An entire week has been set aside for the hearings, but Elaine Wagner, chief clerk of the board, doesn’t think five days will be required. The NSUARB will be releasing a preliminary decision on the evidence presented following the hearings but its final decision won’t come until after a public plebiscite is held In late May.
Following the hearings, the MOU steering committee will be hosting its public information sessions in hopes of getting its message to the people before a May 28 plebiscite.
“We recognize there are a lot of questions about what amalgamation would look like and why it is a good choice for Pictou County. That’s why we’ll be holding community information sessions to help residents understand all of the research that’s gone into our plans. The first community session will be held in Hopewell on March 29. We encourage everyone to watch www.onepictoucounty.ca and local newspapers for dates and times, and attend these important sessions so we can explain further and answer your questions,” said the steering committee in a press release.
During a recent Pictou County Chamber of Commerce breakfast, which had the steering committee as guest speakers, a question was asked regarding the MOU plebiscite and what happens if one of the municipal units decides against amalgamation?
Pictou County CAO Brian Cullen replied that results of the plebiscite are non-binding. “Once the results are in, each council will evaluate the results from their municipal unit and make a decision whether the application stands or whether it will be withdrawn.”

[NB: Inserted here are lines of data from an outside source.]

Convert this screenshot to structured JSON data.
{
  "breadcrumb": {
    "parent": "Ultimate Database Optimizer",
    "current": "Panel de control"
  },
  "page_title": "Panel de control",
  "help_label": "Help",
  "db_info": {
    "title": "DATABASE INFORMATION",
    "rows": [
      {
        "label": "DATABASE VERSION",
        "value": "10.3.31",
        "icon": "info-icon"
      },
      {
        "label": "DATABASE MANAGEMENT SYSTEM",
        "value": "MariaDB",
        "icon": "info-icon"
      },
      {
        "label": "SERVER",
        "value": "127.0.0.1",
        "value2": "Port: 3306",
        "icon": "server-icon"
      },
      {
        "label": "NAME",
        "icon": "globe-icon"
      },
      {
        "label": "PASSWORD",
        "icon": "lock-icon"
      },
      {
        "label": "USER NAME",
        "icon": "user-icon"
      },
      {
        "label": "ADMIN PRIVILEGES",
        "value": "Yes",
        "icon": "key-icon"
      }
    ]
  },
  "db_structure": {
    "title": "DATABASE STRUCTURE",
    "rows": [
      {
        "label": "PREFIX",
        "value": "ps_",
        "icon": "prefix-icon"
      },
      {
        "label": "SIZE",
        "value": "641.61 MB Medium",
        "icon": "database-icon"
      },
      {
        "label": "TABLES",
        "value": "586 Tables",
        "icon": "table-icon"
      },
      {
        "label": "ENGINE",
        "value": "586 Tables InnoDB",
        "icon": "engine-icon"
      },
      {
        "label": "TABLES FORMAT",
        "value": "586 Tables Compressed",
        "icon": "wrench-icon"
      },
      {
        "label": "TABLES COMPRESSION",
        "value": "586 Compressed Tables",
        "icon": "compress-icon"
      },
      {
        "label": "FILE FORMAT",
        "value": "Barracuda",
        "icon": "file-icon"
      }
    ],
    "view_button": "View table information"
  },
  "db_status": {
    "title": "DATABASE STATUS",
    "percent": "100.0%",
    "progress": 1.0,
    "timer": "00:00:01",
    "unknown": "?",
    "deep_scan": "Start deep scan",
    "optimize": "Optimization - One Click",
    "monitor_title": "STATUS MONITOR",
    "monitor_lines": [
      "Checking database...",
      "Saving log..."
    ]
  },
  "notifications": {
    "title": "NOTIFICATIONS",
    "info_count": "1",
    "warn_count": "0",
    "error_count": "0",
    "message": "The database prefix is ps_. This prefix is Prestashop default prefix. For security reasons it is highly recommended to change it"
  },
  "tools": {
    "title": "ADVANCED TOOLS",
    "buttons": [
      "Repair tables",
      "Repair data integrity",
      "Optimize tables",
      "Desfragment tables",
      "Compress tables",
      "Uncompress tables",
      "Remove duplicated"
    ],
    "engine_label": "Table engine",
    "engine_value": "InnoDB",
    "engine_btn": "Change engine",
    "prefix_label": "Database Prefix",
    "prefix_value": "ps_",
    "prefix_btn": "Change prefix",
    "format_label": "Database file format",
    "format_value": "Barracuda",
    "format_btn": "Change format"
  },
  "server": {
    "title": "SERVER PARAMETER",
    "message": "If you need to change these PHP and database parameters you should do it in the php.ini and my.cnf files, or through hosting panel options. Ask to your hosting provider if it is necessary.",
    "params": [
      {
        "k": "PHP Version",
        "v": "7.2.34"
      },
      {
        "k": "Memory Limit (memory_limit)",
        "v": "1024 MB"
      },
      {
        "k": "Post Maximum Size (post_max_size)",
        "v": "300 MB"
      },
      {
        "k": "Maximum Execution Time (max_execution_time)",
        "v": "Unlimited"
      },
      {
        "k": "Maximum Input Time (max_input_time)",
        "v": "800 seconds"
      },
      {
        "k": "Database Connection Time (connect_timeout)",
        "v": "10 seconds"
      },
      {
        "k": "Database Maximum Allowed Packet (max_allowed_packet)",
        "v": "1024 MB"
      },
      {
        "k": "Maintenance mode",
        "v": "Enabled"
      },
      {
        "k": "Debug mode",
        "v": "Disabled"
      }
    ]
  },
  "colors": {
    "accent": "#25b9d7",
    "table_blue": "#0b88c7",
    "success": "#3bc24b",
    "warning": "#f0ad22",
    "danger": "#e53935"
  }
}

He said if one unit decides to withdraw, the others will have to decide whether amalgamation moves forward, and more work would have to be done to determine any impacts.
Another question was asked about what would happen to Trenton and Westville if the amalgamation of the other four units goes ahead?
“They will continue to exist as individual municipal units with their own governance structure,” said Cullen.
Someone also asked whether Trenton and Westville are still able to join the process.
Cullen said the two towns can’t join now, but if the merger takes place, they could after the October municipal election. “If they choose to join, they would be welcome. There is a process in the legislation to allow for that.”